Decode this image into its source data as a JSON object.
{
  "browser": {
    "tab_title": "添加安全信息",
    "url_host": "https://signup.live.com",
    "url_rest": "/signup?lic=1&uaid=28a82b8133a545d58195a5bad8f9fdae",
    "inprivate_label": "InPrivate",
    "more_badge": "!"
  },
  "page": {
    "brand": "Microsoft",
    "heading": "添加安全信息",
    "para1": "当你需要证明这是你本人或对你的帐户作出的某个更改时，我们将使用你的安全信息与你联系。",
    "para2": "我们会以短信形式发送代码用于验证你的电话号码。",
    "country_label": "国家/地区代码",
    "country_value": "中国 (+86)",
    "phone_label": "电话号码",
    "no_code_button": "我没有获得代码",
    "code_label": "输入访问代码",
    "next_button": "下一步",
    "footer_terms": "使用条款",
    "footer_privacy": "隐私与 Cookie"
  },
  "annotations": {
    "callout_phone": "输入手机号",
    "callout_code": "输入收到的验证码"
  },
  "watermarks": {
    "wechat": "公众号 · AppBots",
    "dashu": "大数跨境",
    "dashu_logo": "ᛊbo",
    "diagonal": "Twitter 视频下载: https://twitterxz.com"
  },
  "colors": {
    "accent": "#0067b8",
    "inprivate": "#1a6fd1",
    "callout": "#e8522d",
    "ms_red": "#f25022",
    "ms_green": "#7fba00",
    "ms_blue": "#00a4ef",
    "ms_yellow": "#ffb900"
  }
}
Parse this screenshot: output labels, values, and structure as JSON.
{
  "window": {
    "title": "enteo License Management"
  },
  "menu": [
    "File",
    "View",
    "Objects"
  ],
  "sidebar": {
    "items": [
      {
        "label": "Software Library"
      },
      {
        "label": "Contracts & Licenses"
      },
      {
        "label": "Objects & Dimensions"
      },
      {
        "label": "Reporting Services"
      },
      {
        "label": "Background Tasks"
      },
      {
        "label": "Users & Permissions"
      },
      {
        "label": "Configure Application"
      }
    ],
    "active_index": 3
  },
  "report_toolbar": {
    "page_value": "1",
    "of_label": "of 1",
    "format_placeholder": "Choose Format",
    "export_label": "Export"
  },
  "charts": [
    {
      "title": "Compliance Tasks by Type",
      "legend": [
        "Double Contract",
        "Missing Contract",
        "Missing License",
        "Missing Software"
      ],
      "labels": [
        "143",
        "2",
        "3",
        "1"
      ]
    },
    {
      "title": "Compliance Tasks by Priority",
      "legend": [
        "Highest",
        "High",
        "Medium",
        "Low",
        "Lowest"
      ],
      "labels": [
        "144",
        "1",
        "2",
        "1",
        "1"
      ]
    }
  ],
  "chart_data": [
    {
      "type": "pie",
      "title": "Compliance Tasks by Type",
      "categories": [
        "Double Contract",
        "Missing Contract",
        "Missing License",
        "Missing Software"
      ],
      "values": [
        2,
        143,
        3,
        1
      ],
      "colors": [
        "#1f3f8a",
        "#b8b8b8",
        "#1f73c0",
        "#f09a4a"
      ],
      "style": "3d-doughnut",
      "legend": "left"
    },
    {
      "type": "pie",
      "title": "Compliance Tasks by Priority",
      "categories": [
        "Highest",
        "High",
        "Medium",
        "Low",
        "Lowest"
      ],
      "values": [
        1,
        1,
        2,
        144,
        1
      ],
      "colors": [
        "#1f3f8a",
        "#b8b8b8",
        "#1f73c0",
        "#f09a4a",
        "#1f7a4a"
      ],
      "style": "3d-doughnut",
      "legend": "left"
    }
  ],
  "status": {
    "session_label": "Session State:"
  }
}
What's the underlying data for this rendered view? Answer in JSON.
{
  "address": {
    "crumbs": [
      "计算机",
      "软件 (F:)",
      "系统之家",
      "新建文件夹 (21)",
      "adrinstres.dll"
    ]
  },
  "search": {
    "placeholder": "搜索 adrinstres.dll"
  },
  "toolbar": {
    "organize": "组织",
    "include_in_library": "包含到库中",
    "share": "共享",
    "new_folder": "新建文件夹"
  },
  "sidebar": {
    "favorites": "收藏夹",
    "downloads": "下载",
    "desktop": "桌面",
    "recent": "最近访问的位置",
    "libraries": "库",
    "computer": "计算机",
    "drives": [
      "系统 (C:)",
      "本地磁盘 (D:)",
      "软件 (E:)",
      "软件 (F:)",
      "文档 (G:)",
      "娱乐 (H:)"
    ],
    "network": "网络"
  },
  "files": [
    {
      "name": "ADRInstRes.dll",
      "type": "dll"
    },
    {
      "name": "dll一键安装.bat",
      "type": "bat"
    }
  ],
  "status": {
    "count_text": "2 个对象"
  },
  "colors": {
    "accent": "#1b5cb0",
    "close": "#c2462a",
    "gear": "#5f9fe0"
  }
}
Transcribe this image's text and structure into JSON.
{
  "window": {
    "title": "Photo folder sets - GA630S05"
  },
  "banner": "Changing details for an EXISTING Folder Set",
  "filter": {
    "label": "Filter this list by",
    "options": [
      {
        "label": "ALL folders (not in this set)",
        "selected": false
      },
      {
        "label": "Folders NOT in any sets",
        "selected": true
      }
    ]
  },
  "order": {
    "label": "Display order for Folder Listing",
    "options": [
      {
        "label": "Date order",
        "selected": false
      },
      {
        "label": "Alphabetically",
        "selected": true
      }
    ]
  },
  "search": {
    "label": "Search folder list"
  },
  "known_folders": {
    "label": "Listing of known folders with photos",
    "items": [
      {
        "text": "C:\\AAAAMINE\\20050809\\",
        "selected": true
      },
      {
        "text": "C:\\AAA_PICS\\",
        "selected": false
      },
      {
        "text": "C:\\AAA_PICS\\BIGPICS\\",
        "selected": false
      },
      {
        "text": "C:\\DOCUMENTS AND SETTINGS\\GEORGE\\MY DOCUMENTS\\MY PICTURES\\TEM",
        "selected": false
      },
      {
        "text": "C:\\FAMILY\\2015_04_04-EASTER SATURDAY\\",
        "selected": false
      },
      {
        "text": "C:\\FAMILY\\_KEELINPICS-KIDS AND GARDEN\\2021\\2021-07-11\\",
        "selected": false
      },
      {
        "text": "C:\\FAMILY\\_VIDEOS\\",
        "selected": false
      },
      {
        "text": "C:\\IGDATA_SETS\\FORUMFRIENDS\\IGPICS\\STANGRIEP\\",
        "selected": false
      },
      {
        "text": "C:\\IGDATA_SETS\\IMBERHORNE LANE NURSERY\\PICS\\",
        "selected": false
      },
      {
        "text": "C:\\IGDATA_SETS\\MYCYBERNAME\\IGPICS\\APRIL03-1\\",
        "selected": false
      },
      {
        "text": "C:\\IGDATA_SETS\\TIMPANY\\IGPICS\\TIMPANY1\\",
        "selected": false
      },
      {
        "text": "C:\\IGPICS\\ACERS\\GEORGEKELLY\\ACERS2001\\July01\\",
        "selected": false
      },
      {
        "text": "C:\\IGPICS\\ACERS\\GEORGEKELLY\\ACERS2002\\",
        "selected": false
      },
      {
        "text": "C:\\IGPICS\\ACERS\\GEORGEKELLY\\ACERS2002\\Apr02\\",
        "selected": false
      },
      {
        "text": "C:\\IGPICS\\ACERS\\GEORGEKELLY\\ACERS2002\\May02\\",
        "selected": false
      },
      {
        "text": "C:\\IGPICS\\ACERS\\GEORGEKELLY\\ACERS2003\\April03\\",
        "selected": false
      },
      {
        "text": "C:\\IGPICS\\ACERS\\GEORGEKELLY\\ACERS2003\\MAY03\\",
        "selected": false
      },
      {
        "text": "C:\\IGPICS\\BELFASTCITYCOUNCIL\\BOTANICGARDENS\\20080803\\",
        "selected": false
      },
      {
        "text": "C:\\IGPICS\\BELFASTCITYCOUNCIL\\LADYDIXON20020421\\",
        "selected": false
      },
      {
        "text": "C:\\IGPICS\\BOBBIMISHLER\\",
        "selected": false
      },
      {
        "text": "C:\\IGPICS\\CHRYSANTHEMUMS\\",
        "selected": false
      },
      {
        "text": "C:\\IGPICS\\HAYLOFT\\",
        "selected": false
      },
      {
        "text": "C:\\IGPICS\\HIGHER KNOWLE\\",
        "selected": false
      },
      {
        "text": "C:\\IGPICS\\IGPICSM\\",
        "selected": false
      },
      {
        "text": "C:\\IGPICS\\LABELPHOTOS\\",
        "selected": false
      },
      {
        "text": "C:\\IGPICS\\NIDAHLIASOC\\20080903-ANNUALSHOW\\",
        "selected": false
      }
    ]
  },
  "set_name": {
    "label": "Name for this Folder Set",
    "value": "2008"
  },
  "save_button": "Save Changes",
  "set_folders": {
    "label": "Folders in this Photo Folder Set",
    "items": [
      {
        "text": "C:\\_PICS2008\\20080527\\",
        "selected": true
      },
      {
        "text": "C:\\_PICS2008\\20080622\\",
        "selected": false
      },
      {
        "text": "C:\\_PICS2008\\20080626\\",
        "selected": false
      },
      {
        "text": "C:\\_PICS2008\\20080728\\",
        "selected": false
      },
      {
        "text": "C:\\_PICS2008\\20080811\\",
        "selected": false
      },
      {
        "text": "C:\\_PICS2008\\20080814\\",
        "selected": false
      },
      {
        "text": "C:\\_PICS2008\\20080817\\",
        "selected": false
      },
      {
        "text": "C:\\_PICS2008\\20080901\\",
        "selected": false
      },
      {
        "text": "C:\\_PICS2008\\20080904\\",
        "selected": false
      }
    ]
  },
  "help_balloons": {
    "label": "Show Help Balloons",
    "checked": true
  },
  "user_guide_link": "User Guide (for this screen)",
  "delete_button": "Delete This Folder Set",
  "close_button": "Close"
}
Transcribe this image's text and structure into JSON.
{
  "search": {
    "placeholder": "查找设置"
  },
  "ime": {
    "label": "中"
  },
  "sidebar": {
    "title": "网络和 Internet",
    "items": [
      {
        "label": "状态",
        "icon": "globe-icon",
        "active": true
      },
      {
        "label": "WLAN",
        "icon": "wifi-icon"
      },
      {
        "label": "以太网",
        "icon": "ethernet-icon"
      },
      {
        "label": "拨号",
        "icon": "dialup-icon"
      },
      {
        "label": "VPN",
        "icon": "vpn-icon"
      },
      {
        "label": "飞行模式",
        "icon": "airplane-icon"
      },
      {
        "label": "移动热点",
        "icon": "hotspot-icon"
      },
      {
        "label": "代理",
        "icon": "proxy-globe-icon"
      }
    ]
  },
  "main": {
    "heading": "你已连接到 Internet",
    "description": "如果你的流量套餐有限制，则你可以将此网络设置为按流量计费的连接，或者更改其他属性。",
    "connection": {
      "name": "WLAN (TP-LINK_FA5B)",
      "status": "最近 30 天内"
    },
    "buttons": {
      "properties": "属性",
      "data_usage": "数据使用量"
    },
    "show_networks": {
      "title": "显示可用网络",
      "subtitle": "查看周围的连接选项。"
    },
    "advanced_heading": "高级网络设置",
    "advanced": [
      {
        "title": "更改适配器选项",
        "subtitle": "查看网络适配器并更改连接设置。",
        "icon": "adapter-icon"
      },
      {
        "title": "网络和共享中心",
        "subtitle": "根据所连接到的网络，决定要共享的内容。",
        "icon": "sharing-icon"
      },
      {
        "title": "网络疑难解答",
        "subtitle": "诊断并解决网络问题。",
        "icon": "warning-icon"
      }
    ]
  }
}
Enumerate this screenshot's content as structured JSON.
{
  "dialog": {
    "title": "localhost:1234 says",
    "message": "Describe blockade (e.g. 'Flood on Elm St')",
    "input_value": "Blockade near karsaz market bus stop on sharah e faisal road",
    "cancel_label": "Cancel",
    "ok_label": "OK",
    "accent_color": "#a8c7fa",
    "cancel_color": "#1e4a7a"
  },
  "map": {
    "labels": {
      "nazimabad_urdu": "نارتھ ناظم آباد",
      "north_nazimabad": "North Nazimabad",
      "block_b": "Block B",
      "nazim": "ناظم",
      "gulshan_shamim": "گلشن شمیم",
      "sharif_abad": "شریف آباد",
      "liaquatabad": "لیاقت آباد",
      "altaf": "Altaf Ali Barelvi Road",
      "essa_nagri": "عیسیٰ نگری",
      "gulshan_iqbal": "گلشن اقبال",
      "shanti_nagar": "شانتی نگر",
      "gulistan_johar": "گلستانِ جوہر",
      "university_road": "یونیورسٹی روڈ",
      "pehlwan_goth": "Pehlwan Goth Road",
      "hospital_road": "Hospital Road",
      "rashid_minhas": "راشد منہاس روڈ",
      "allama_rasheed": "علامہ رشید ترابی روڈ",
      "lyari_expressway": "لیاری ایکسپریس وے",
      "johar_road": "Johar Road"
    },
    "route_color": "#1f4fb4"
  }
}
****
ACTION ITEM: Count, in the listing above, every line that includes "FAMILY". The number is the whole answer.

RESULT: 3